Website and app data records
[Start of section]

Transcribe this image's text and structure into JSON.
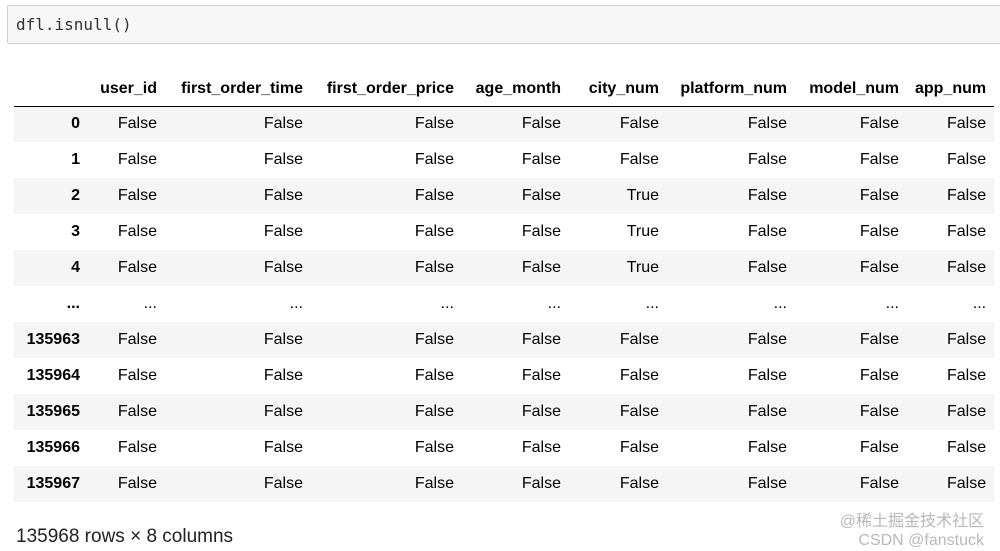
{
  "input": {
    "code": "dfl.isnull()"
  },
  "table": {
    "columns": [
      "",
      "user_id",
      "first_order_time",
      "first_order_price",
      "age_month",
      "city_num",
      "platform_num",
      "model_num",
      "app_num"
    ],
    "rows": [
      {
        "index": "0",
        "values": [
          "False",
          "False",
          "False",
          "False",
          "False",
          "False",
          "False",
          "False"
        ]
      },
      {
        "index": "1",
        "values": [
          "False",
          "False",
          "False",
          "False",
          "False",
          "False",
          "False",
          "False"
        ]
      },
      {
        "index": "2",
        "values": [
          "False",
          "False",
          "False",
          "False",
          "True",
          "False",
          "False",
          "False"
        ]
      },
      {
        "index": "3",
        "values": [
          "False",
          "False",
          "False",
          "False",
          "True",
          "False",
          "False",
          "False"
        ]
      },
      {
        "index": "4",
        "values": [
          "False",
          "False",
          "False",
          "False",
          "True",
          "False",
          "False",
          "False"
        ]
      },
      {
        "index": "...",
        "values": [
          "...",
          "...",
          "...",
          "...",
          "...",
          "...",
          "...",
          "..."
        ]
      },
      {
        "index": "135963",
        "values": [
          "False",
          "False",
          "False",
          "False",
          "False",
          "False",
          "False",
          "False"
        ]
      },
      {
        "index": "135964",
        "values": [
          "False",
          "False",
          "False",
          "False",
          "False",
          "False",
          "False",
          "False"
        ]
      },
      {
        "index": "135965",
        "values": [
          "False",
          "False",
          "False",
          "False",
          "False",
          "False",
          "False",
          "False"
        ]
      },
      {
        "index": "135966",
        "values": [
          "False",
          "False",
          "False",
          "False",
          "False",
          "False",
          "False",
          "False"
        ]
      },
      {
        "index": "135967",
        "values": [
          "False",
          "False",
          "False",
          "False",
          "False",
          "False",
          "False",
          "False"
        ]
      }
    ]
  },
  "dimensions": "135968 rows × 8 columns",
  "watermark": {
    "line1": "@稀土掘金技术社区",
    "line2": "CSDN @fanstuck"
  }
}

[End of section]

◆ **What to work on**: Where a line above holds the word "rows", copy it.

◆ **Solution**:
    "rows": [
  "dimensions": "135968 rows × 8 columns",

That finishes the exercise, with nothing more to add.